The practice of self-care is as important for your relationship with others as it is for you. In taking adequate care of yourself, you are optimizing your ability to show up in a loving manner for everyone around you and beyond.

Care for others: Doing for other people is often believed to be separate from self-care and love. In fact, a common reason to promote the idea of self-love is to remind people that they need to care about themselves as much as they do others. The truth is, loving others is an act of self-love. You cannot be self-centered and happy. It’s impossible. When you give to, help, or otherwise nurture the needs of other people, you are simultaneously nurturing yourself. What a beautiful arrangement, isn’t it?! You will only feel depleted when caring for others if you are not keeping the balance of the 3 practices of self-love. Giving to others in a way that is not joyful and fulfilling is no longer serving anyone. True generosity is giving with a joyful spirit. This type of generosity is deeply self-nourishing thus making it a critical component of self-love.

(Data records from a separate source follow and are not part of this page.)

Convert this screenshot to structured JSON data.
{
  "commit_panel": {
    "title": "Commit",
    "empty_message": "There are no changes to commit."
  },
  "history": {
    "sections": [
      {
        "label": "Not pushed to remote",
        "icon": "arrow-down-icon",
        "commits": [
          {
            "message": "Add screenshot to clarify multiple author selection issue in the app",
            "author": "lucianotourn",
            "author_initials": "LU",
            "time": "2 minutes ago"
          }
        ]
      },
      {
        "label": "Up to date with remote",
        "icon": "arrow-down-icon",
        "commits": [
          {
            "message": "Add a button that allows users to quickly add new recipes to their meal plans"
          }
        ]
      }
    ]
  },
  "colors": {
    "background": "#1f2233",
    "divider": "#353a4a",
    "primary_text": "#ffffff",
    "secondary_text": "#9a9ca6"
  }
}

Receiving care from others: This is where most of us miss the mark on a complete approach to self-love. Even more difficult than prioritizing your self-care is allowing other people to take care of you. But you must. We bless both ourselves and others, since, as we already clarified, by receiving we enable others to thoroughly love themselves! Again, isn’t that a beautiful arrangement?! Realizing that allowing other people to take care of you benefits them hopefully makes it easier for you to do. Reach out for help more often. Accept time, attention, gifts, compliments, and other generous acts from people. Let people love you all the way!

In summary, I believe that self-love is a deep, deliberate devotion to your own soul’s path, manifested through a regular conscious practice of giving and receiving love. It requires facilitating the flow of loving energy between self and others through mindful care in all possible directions- you to you, you to them, them to you. The practice of self-love is the key to wholeness, which is the key to transcendence.

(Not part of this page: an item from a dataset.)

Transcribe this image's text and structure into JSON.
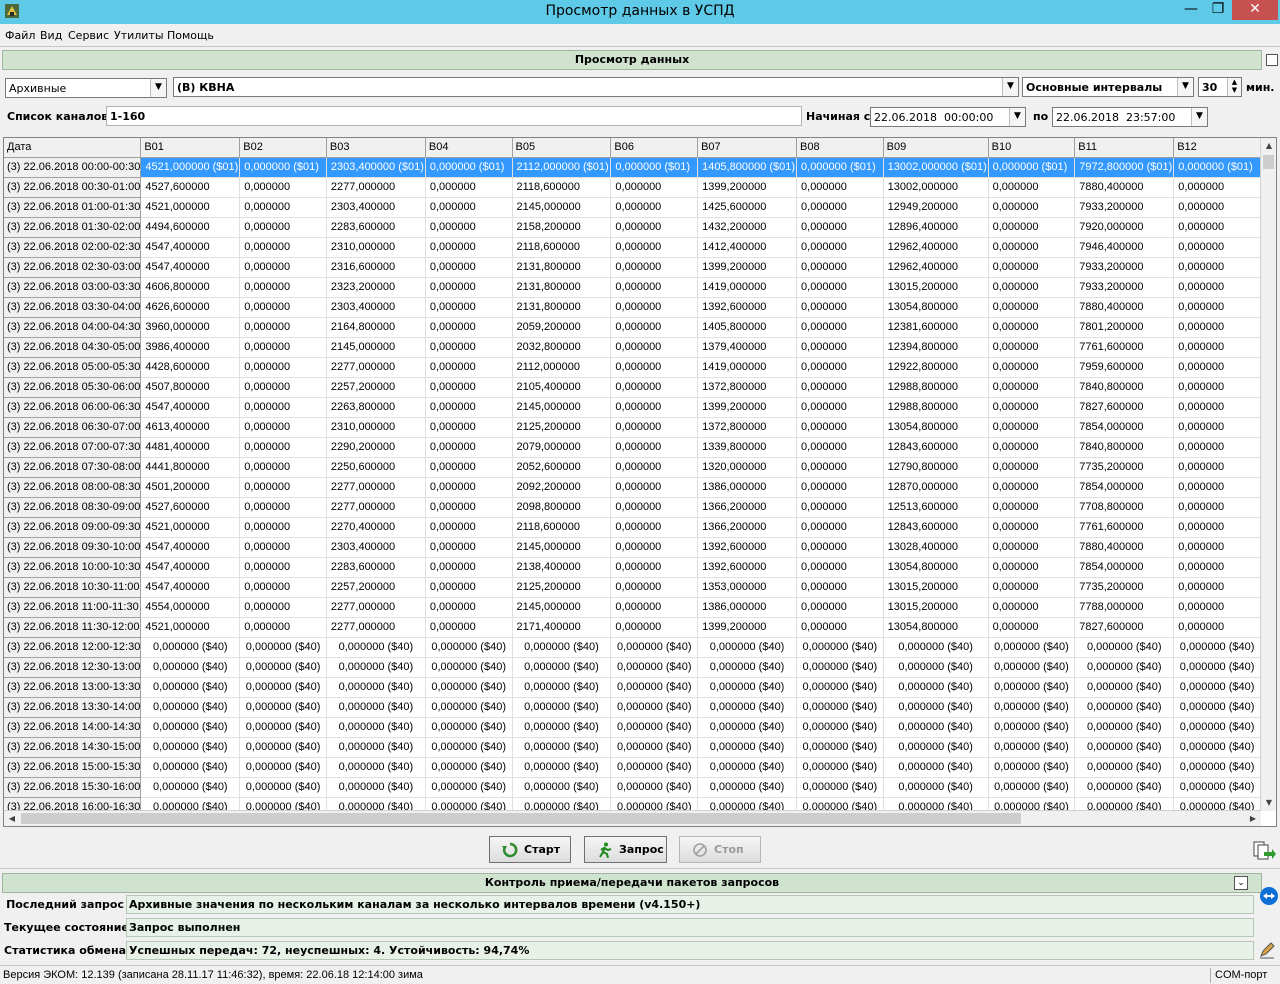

Do you think this is an approach to self-love worth spreading? If so please share this post!

How do YOU approach self-love and self-care? What are your thoughts on this post? What would you add? Keep the conversation going with your comments and suggestions and inviting others to do the same. If you’d like to email me your thoughts I’d love to hear from you. Write me at

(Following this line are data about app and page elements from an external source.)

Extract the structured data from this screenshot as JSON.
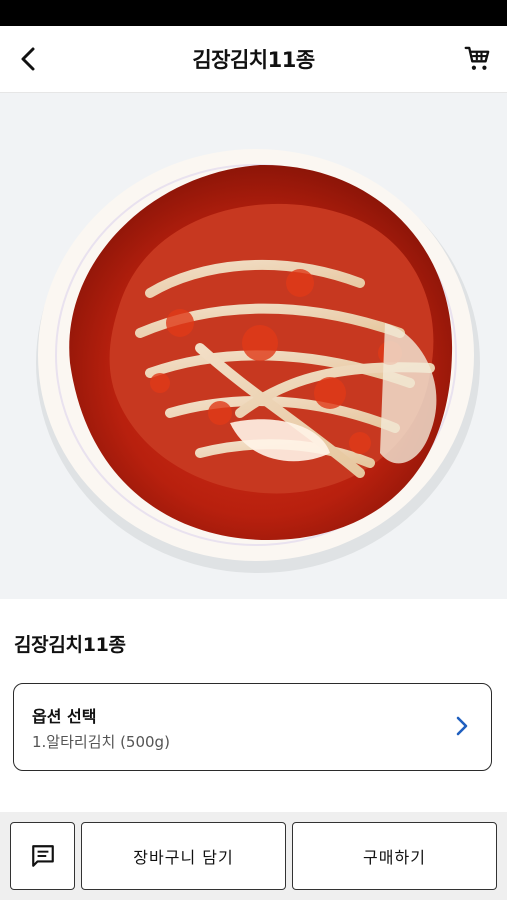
{
  "header": {
    "title": "김장김치11종",
    "back_icon": "chevron-left-icon",
    "cart_icon": "cart-icon"
  },
  "carousel": {
    "image": "kimchi-plate-photo",
    "total_slides": 3,
    "active_index": 0
  },
  "product": {
    "name": "김장김치11종"
  },
  "option": {
    "label": "옵션 선택",
    "value": "1.알타리김치 (500g)",
    "chevron_color": "#1f5fbf"
  },
  "actions": {
    "chat_icon": "chat-icon",
    "add_to_cart": "장바구니 담기",
    "buy": "구매하기"
  }
}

Dara offers Life Coaching for women, men, and teens, with focuses on Life Balance Coaching for Entrepreneurs and Professionals, Life Direction Coaching, Self-Awareness Coaching, Self-Love Coaching, Relationship Coaching, and Coaching for Self-Esteem.